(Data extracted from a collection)
Content starts
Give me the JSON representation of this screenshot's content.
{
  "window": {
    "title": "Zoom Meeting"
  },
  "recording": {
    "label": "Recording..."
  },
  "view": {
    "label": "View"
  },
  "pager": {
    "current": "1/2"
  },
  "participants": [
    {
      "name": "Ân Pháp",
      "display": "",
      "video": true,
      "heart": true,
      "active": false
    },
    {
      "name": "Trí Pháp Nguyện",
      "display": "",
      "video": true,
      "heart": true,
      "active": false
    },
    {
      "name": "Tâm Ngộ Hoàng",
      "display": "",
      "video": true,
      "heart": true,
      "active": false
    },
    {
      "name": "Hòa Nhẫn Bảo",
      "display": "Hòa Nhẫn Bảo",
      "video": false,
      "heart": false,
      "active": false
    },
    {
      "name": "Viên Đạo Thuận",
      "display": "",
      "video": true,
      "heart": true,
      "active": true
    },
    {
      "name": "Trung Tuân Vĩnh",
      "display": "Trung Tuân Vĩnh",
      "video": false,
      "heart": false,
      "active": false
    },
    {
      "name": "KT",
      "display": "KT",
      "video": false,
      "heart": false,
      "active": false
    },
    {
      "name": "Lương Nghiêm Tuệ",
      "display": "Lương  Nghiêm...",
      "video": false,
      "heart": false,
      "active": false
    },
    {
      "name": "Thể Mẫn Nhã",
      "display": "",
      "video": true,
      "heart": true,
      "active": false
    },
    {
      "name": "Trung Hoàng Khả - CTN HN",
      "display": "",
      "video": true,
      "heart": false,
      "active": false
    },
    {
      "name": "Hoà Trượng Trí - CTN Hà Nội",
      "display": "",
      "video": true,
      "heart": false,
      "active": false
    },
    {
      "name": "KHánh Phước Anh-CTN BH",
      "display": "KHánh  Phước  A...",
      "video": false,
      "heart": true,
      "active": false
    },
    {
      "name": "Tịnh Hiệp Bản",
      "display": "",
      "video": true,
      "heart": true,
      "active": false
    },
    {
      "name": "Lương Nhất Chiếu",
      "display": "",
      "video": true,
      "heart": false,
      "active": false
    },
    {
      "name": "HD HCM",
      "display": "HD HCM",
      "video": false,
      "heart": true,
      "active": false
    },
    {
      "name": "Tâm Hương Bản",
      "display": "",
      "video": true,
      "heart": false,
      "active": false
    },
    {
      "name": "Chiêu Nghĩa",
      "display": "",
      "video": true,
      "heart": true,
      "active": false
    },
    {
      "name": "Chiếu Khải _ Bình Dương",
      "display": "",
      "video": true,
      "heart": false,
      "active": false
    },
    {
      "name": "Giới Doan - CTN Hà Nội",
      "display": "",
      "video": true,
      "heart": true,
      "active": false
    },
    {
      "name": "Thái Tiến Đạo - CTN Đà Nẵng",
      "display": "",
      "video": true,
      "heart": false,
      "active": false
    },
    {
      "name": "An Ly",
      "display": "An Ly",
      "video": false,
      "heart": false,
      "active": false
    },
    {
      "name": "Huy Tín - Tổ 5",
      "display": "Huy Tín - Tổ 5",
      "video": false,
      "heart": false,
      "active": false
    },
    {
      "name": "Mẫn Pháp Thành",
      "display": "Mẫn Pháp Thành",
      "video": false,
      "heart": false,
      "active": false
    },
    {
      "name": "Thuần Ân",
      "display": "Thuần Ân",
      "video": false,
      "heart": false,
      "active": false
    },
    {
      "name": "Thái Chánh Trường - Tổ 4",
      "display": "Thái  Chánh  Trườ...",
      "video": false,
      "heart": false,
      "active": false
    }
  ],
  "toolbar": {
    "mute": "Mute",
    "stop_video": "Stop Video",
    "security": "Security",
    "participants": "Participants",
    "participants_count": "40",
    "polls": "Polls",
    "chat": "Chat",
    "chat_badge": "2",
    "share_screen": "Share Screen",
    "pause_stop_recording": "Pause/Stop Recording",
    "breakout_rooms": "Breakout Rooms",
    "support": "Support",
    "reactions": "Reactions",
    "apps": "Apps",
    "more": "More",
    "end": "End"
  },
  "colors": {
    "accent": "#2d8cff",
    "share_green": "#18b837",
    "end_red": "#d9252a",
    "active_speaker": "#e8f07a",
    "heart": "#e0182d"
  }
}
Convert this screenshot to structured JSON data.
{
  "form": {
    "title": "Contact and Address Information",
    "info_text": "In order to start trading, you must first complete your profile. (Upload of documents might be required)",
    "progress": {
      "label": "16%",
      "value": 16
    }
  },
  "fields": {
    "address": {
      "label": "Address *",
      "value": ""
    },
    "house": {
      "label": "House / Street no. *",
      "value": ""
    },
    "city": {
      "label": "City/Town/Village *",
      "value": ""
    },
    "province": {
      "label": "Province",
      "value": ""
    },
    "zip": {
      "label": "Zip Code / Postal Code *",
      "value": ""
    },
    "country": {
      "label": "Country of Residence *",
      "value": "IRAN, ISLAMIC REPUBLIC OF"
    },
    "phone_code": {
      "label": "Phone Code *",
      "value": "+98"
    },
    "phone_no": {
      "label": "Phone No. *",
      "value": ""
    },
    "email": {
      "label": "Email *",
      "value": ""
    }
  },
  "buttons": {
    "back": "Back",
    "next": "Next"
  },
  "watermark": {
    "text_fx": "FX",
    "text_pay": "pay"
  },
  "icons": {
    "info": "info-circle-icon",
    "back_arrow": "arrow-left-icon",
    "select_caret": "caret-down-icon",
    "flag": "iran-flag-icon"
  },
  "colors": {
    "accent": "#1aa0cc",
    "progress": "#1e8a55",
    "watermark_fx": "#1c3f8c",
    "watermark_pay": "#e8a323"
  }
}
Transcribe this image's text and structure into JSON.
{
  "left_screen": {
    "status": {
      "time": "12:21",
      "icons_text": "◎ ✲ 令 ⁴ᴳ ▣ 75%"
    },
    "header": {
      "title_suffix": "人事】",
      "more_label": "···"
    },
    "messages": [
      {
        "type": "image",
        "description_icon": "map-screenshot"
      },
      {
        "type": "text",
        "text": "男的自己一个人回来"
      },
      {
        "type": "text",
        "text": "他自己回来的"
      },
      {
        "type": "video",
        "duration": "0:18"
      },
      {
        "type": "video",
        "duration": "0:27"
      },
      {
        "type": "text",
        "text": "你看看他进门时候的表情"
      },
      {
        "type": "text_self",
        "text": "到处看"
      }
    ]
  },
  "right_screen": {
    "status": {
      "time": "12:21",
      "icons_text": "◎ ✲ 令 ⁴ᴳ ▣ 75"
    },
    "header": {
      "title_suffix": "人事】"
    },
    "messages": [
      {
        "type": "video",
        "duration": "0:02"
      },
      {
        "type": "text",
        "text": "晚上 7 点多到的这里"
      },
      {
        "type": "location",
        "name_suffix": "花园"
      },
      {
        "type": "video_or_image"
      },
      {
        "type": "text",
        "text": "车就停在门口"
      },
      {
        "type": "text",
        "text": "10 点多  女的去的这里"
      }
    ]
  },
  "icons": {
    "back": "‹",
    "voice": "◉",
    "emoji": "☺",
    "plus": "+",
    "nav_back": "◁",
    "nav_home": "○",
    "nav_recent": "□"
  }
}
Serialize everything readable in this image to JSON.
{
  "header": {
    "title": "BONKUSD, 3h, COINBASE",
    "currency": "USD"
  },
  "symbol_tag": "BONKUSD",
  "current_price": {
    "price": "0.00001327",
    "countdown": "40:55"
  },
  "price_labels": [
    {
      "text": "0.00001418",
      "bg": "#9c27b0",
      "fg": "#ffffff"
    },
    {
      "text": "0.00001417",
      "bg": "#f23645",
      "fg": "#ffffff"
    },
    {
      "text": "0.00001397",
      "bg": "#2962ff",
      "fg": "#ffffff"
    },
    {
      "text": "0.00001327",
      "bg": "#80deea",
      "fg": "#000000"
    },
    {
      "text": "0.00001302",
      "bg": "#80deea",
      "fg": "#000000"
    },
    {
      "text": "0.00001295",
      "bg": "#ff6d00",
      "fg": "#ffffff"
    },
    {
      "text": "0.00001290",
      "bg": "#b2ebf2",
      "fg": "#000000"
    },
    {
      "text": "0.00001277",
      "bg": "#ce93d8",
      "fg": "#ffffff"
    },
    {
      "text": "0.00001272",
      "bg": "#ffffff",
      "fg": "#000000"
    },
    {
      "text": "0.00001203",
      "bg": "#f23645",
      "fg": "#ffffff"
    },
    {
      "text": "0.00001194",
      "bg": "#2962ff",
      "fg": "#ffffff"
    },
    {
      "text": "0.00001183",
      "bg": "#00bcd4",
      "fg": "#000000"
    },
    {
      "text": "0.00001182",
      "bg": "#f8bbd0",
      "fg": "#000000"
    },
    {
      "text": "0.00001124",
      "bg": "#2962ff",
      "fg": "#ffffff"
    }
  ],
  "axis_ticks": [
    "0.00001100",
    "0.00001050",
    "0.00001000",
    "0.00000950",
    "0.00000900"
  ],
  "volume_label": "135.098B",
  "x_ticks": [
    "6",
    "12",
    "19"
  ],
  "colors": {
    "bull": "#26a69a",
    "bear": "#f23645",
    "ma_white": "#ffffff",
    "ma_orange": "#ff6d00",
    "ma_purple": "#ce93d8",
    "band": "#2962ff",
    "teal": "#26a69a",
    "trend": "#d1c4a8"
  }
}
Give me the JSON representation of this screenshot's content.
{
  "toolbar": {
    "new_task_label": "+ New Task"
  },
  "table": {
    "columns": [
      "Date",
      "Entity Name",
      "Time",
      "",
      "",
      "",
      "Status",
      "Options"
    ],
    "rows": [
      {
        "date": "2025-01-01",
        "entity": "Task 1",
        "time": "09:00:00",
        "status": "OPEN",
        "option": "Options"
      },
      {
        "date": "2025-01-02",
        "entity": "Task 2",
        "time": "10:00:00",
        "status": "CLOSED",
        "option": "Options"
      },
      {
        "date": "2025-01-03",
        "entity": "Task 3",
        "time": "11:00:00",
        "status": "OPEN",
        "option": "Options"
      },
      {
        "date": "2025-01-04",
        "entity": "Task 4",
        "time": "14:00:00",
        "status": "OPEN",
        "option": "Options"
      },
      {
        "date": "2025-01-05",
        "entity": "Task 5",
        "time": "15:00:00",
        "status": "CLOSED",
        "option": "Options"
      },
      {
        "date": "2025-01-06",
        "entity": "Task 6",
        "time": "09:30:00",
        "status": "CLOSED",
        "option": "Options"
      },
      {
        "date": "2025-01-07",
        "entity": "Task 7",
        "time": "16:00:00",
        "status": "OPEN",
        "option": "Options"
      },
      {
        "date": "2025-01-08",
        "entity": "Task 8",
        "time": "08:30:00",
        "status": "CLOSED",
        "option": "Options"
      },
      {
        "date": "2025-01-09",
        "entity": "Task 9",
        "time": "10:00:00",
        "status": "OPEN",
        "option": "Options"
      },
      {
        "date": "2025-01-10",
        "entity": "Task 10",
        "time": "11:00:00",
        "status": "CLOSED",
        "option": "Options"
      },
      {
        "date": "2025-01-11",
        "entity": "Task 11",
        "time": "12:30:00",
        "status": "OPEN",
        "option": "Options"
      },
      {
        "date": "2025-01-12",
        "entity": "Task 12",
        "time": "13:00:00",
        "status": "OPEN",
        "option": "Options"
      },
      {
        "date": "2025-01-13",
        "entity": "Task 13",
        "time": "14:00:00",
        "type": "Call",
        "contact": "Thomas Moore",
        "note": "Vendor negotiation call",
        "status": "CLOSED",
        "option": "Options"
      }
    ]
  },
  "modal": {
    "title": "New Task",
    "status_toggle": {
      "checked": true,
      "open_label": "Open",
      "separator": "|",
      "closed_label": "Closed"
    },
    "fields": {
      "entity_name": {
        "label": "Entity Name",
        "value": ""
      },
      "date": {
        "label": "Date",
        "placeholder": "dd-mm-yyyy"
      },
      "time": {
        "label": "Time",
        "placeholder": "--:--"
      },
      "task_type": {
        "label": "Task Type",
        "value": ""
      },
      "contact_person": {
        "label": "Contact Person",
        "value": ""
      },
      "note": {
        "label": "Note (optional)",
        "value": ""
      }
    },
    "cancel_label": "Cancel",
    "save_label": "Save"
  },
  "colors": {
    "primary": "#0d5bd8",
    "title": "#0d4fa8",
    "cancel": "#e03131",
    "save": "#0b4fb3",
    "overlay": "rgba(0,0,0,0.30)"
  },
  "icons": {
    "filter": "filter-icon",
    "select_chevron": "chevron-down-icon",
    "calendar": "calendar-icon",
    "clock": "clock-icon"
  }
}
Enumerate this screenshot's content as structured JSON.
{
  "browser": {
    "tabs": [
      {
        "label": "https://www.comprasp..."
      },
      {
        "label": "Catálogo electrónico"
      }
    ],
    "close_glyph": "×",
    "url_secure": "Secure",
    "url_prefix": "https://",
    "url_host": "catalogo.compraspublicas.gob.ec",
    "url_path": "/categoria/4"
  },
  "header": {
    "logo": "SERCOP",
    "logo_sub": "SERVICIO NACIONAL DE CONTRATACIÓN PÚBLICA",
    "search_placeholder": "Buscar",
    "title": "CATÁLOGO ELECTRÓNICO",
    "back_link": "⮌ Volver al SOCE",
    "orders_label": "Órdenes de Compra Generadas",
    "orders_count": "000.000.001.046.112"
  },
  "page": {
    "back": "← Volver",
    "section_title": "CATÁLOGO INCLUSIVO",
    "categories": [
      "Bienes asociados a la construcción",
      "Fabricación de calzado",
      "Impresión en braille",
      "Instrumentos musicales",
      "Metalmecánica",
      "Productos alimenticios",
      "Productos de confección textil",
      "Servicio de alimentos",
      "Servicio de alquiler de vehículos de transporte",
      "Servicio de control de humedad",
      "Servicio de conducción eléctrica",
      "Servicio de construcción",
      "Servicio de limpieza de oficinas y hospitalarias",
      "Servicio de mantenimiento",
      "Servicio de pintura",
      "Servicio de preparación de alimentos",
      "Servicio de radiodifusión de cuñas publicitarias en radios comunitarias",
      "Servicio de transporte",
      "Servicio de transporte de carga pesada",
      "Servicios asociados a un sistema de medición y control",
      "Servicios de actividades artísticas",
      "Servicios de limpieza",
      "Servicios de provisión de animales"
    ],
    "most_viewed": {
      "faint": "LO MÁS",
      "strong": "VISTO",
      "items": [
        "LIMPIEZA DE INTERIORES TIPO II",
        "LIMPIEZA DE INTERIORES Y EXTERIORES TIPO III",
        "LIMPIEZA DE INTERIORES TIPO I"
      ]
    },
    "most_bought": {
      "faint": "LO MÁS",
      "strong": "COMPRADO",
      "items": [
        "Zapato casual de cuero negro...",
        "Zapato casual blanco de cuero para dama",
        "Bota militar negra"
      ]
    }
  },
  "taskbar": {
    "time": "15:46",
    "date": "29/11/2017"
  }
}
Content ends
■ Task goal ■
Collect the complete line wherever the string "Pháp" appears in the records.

■ Written answer ■
      "name": "Ân Pháp",
      "name": "Trí Pháp Nguyện",
      "name": "Mẫn Pháp Thành",
      "display": "Mẫn Pháp Thành",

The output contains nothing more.